** Opening Data provided block **

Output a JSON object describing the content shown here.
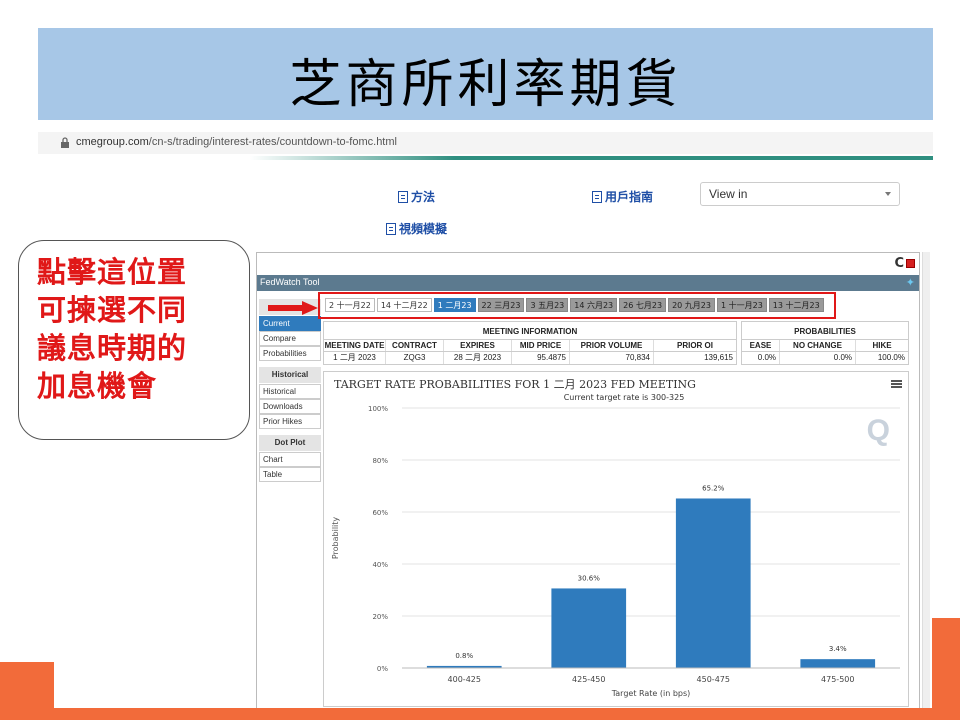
{
  "slide": {
    "title": "芝商所利率期貨",
    "callout_lines": [
      "點擊這位置",
      "可揀選不同",
      "議息時期的",
      "加息機會"
    ]
  },
  "browser": {
    "url_domain": "cmegroup.com",
    "url_path": "/cn-s/trading/interest-rates/countdown-to-fomc.html"
  },
  "page": {
    "links": {
      "method": "方法",
      "user_guide": "用戶指南",
      "video": "視頻模擬"
    },
    "view_in_select": "View in"
  },
  "widget": {
    "tool_name": "FedWatch Tool",
    "nav": {
      "section_current": [
        {
          "label": "Current",
          "active": true
        },
        {
          "label": "Compare",
          "active": false
        },
        {
          "label": "Probabilities",
          "active": false
        }
      ],
      "historical_heading": "Historical",
      "section_historical": [
        "Historical",
        "Downloads",
        "Prior Hikes"
      ],
      "dotplot_heading": "Dot Plot",
      "section_dotplot": [
        "Chart",
        "Table"
      ]
    },
    "tabs": [
      {
        "label": "2 十一月22",
        "state": "normal"
      },
      {
        "label": "14 十二月22",
        "state": "normal"
      },
      {
        "label": "1 二月23",
        "state": "selected"
      },
      {
        "label": "22 三月23",
        "state": "grey"
      },
      {
        "label": "3 五月23",
        "state": "grey"
      },
      {
        "label": "14 六月23",
        "state": "grey"
      },
      {
        "label": "26 七月23",
        "state": "grey"
      },
      {
        "label": "20 九月23",
        "state": "grey"
      },
      {
        "label": "1 十一月23",
        "state": "grey"
      },
      {
        "label": "13 十二月23",
        "state": "grey"
      }
    ],
    "meeting_info": {
      "heading": "MEETING INFORMATION",
      "columns": [
        "MEETING DATE",
        "CONTRACT",
        "EXPIRES",
        "MID PRICE",
        "PRIOR VOLUME",
        "PRIOR OI"
      ],
      "row": [
        "1 二月 2023",
        "ZQG3",
        "28 二月 2023",
        "95.4875",
        "70,834",
        "139,615"
      ]
    },
    "probabilities": {
      "heading": "PROBABILITIES",
      "columns": [
        "EASE",
        "NO CHANGE",
        "HIKE"
      ],
      "row": [
        "0.0%",
        "0.0%",
        "100.0%"
      ]
    },
    "chart_title": "TARGET RATE PROBABILITIES FOR 1 二月 2023 FED MEETING",
    "watermark": "Q"
  },
  "chart_data": {
    "type": "bar",
    "title": "TARGET RATE PROBABILITIES FOR 1 二月 2023 FED MEETING",
    "subtitle": "Current target rate is 300-325",
    "categories": [
      "400-425",
      "425-450",
      "450-475",
      "475-500"
    ],
    "values": [
      0.8,
      30.6,
      65.2,
      3.4
    ],
    "data_labels": [
      "0.8%",
      "30.6%",
      "65.2%",
      "3.4%"
    ],
    "xlabel": "Target Rate (in bps)",
    "ylabel": "Probability",
    "ylim": [
      0,
      100
    ],
    "yticks": [
      0,
      20,
      40,
      60,
      80,
      100
    ],
    "ytick_labels": [
      "0%",
      "20%",
      "40%",
      "60%",
      "80%",
      "100%"
    ],
    "bar_color": "#2f7bbd",
    "grid": true,
    "legend": "none"
  }
}
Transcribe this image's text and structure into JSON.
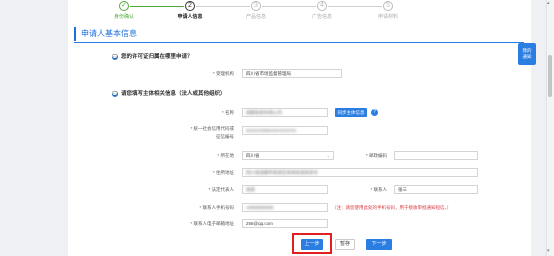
{
  "stepper": {
    "steps": [
      {
        "num": "✓",
        "label": "身份确认",
        "state": "done"
      },
      {
        "num": "2",
        "label": "申请人信息",
        "state": "active"
      },
      {
        "num": "3",
        "label": "产品信息",
        "state": "todo"
      },
      {
        "num": "4",
        "label": "广告信息",
        "state": "todo"
      },
      {
        "num": "5",
        "label": "申请材料",
        "state": "todo"
      }
    ]
  },
  "section": {
    "title": "申请人基本信息"
  },
  "q1": {
    "text": "您的许可证归属在哪里申请？",
    "office_label": "* 受理机构",
    "office_value": "四川省市场监督管理局"
  },
  "q2": {
    "text": "请您填写主体相关信息（法人或其他组织）",
    "name_label": "* 名称",
    "name_value": "成都某某有限公司",
    "fetch_button": "同步主体信息",
    "help_icon": "?",
    "credit_label_1": "* 统一社会信用代码或",
    "credit_label_2": "征信编号",
    "credit_value": "91510100MA6XXXXXXX",
    "region_label": "* 所在地",
    "region_value": "四川省",
    "region_caret": "⌄",
    "postcode_label": "* 邮政编码",
    "postcode_value": "",
    "address_label": "* 住所地址",
    "address_value": "四川省成都市某某区某某街道某某号",
    "legal_label": "* 法定代表人",
    "legal_value": "张某",
    "contact_label": "* 联系人",
    "contact_value": "张三",
    "phone_label": "* 联系人手机号码",
    "phone_value": "18888888888",
    "phone_hint": "（注：请您使用此处的手机号码，用于接收审批通知短信。）",
    "email_label": "* 联系人电子邮箱地址",
    "email_value": "256@qq.com"
  },
  "actions": {
    "prev": "上一步",
    "save": "暂存",
    "next": "下一步"
  },
  "float_button": {
    "line1": "我的",
    "line2": "通知"
  },
  "colors": {
    "primary": "#2a7de1",
    "done": "#52a93a",
    "highlight": "#e02020",
    "hint": "#d9363e"
  }
}
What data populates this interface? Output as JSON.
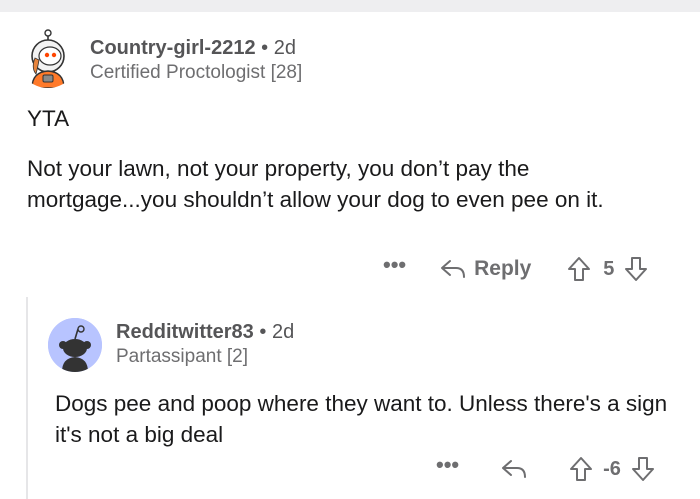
{
  "comments": [
    {
      "username": "Country-girl-2212",
      "separator": "•",
      "age": "2d",
      "flair": "Certified Proctologist [28]",
      "avatar_icon": "astronaut-snoo-avatar-icon",
      "body_line1": "YTA",
      "body_paragraph": "Not your lawn, not your property, you don’t pay the mortgage...you shouldn’t allow your dog to even pee on it.",
      "more_label": "•••",
      "reply_label": "Reply",
      "vote_count": "5"
    },
    {
      "username": "Redditwitter83",
      "separator": "•",
      "age": "2d",
      "flair": "Partassipant [2]",
      "avatar_icon": "default-snoo-avatar-icon",
      "body_paragraph": "Dogs pee and poop where they want to. Unless there's a sign it's not a big deal",
      "more_label": "•••",
      "vote_count": "-6"
    }
  ],
  "colors": {
    "meta_text": "#6e6e70",
    "body_text": "#1a1a1b",
    "thread_line": "#e6e6e8",
    "avatar2_bg": "#b8c4ff"
  }
}
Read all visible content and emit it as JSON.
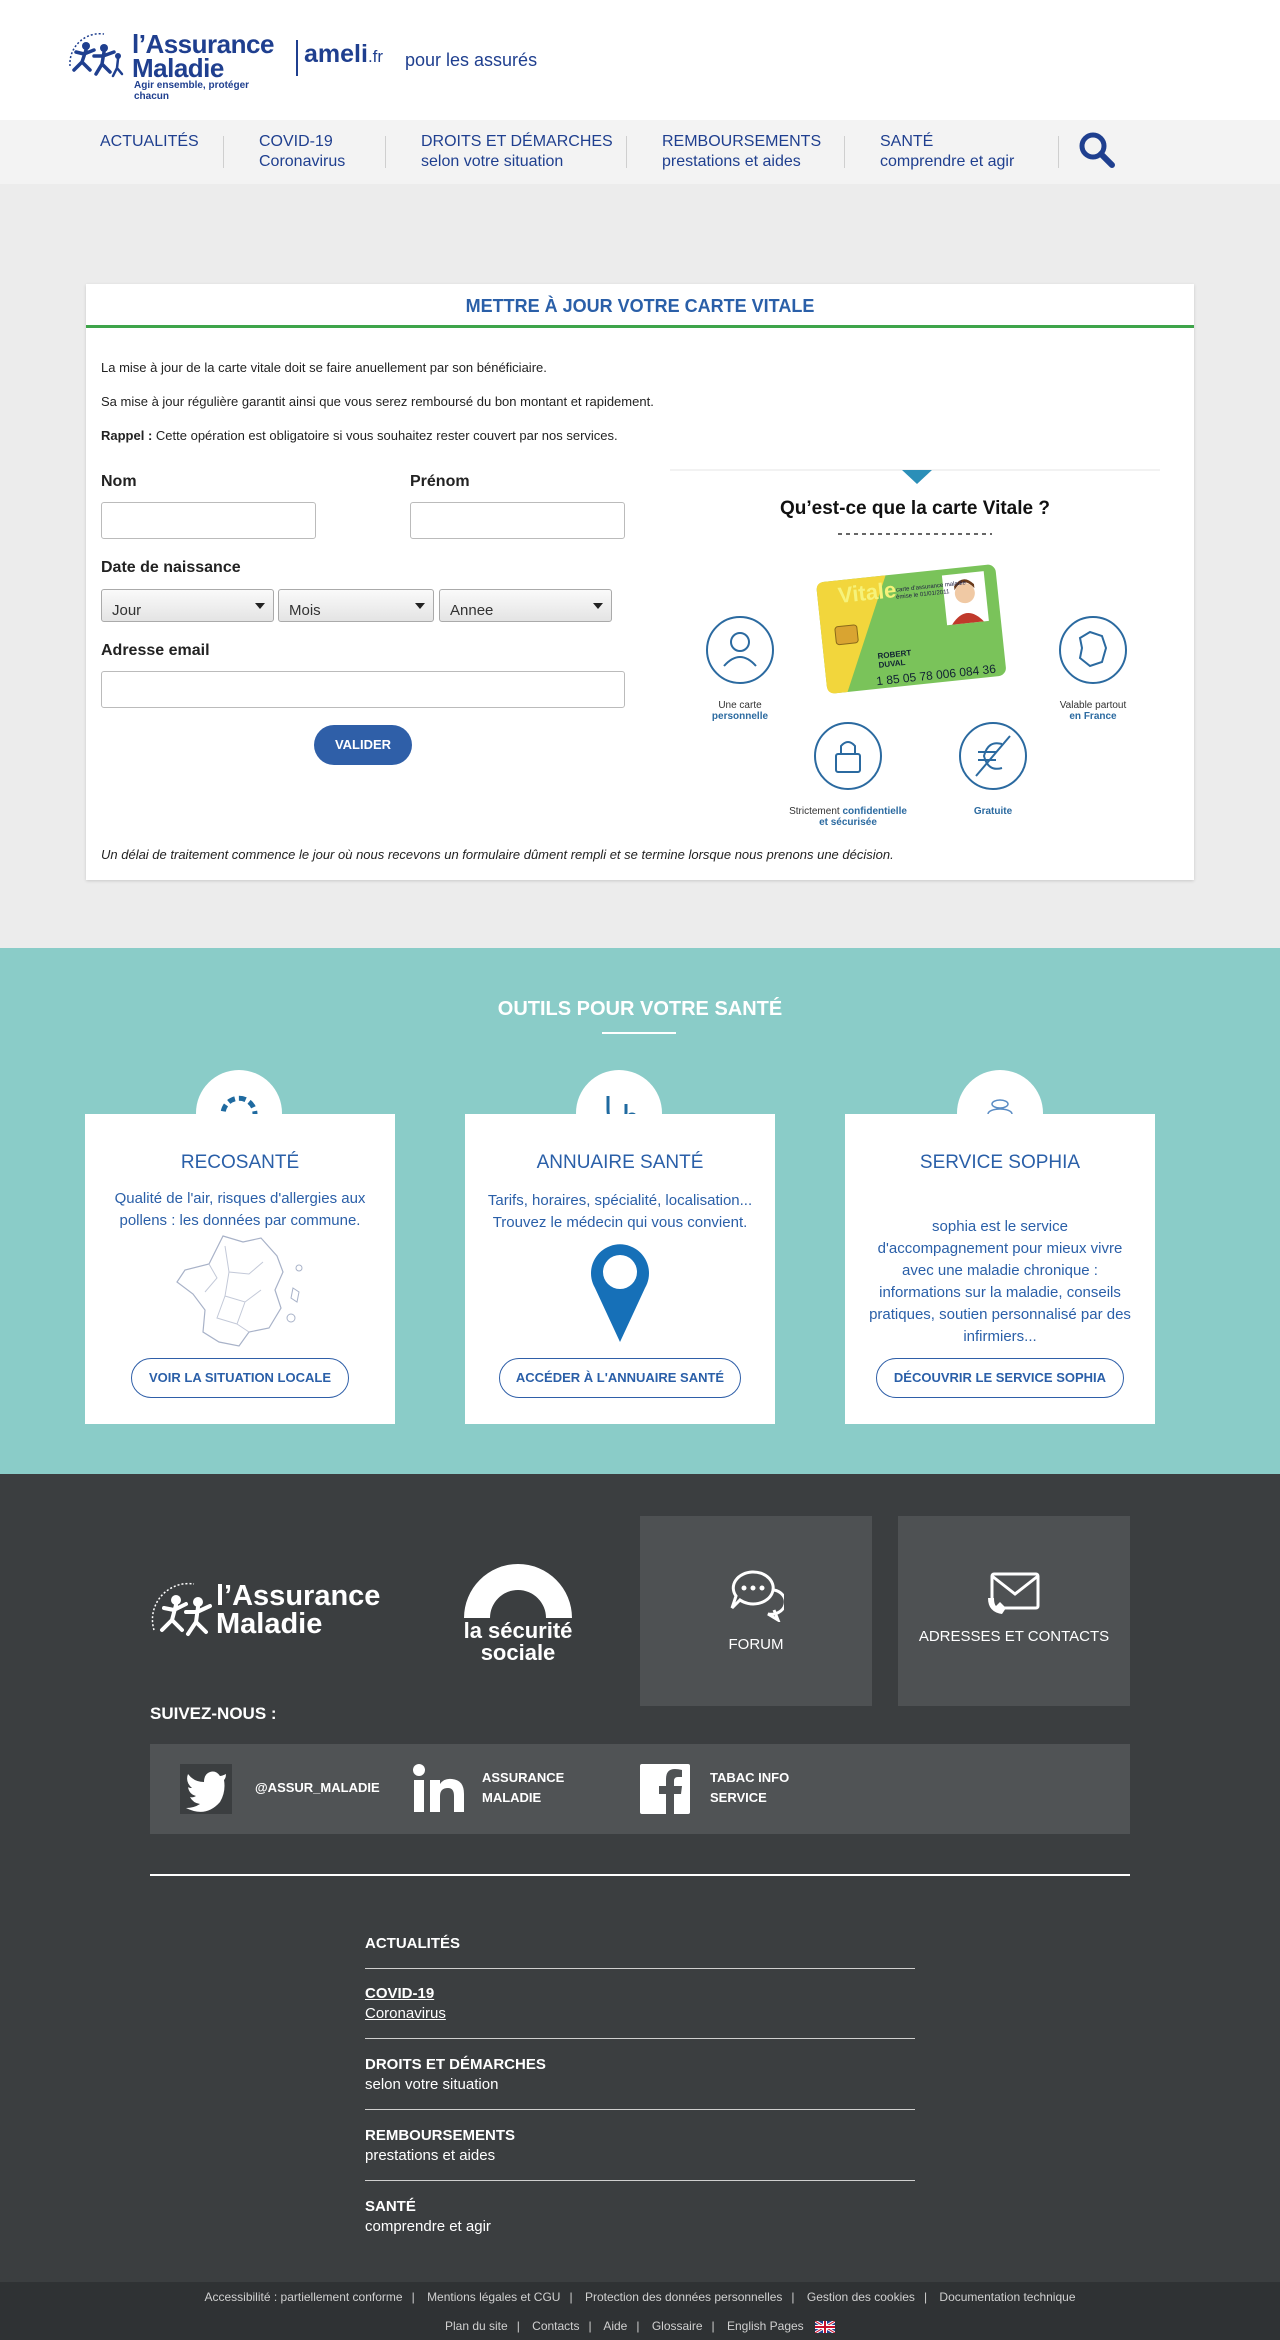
{
  "header": {
    "logo_title_line1": "l’Assurance",
    "logo_title_line2": "Maladie",
    "logo_tagline": "Agir ensemble, protéger chacun",
    "ameli": "ameli",
    "ameli_tld": ".fr",
    "audience": "pour les assurés"
  },
  "nav": [
    {
      "line1": "ACTUALITÉS",
      "line2": ""
    },
    {
      "line1": "COVID-19",
      "line2": "Coronavirus"
    },
    {
      "line1": "DROITS ET DÉMARCHES",
      "line2": "selon votre situation"
    },
    {
      "line1": "REMBOURSEMENTS",
      "line2": "prestations et aides"
    },
    {
      "line1": "SANTÉ",
      "line2": "comprendre et agir"
    }
  ],
  "form": {
    "title": "METTRE À JOUR VOTRE CARTE VITALE",
    "para1": "La mise à jour de la carte vitale doit se faire anuellement par son bénéficiaire.",
    "para2": "Sa mise à jour régulière garantit ainsi que vous serez remboursé du bon montant et rapidement.",
    "rappel_label": "Rappel :",
    "rappel_text": " Cette opération est obligatoire si vous souhaitez rester couvert par nos services.",
    "nom_label": "Nom",
    "prenom_label": "Prénom",
    "dob_label": "Date de naissance",
    "day_value": "Jour",
    "month_value": "Mois",
    "year_value": "Annee",
    "email_label": "Adresse email",
    "submit": "VALIDER",
    "note": "Un délai de traitement commence le jour où nous recevons un formulaire dûment rempli et se termine lorsque nous prenons une décision."
  },
  "vitale_info": {
    "title": "Qu’est-ce que la carte Vitale ?",
    "card_brand": "Vitale",
    "card_sub": "carte d’assurance maladie",
    "card_date": "émise le 01/01/2011",
    "card_name1": "ROBERT",
    "card_name2": "DUVAL",
    "card_number": "1 85 05 78 006 084 36",
    "feature1_a": "Une carte",
    "feature1_b": "personnelle",
    "feature2_a": "Valable partout",
    "feature2_b": "en France",
    "feature3_a": "Strictement",
    "feature3_b": "confidentielle",
    "feature3_c": "et sécurisée",
    "feature4": "Gratuite"
  },
  "tools": {
    "title": "OUTILS POUR VOTRE SANTÉ",
    "cards": [
      {
        "name": "RECOSANTÉ",
        "desc": "Qualité de l'air, risques d'allergies aux pollens : les données par commune.",
        "button": "VOIR LA SITUATION LOCALE"
      },
      {
        "name": "ANNUAIRE SANTÉ",
        "desc": "Tarifs, horaires, spécialité, localisation... Trouvez le médecin qui vous convient.",
        "button": "ACCÉDER À L'ANNUAIRE SANTÉ"
      },
      {
        "name": "SERVICE SOPHIA",
        "desc": "sophia est le service d'accompagnement pour mieux vivre avec une maladie chronique : informations sur la maladie, conseils pratiques, soutien personnalisé par des infirmiers...",
        "button": "DÉCOUVRIR LE SERVICE SOPHIA"
      }
    ]
  },
  "footer": {
    "logo_line1": "l’Assurance",
    "logo_line2": "Maladie",
    "secu_line1": "la sécurité",
    "secu_line2": "sociale",
    "forum": "FORUM",
    "contacts": "ADRESSES ET CONTACTS",
    "follow": "SUIVEZ-NOUS :",
    "twitter": "@ASSUR_MALADIE",
    "linkedin_1": "ASSURANCE",
    "linkedin_2": "MALADIE",
    "facebook_1": "TABAC INFO",
    "facebook_2": "SERVICE",
    "nav": [
      {
        "line1": "ACTUALITÉS",
        "line2": ""
      },
      {
        "line1": "COVID-19",
        "line2": "Coronavirus"
      },
      {
        "line1": "DROITS ET DÉMARCHES",
        "line2": "selon votre situation"
      },
      {
        "line1": "REMBOURSEMENTS",
        "line2": "prestations et aides"
      },
      {
        "line1": "SANTÉ",
        "line2": "comprendre et agir"
      }
    ],
    "links_row1": [
      "Accessibilité : partiellement conforme",
      "Mentions légales et CGU",
      "Protection des données personnelles",
      "Gestion des cookies",
      "Documentation technique"
    ],
    "links_row2": [
      "Plan du site",
      "Contacts",
      "Aide",
      "Glossaire",
      "English Pages"
    ]
  },
  "colors": {
    "brand_blue": "#1f3f8f",
    "link_blue": "#2a5fa8",
    "green": "#3ea44a",
    "teal": "#8accc8",
    "footer": "#3b3e40"
  }
}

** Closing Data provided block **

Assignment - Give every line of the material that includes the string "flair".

Exercise response -
      "flair": "Certified Proctologist [28]",
      "flair": "Partassipant [2]",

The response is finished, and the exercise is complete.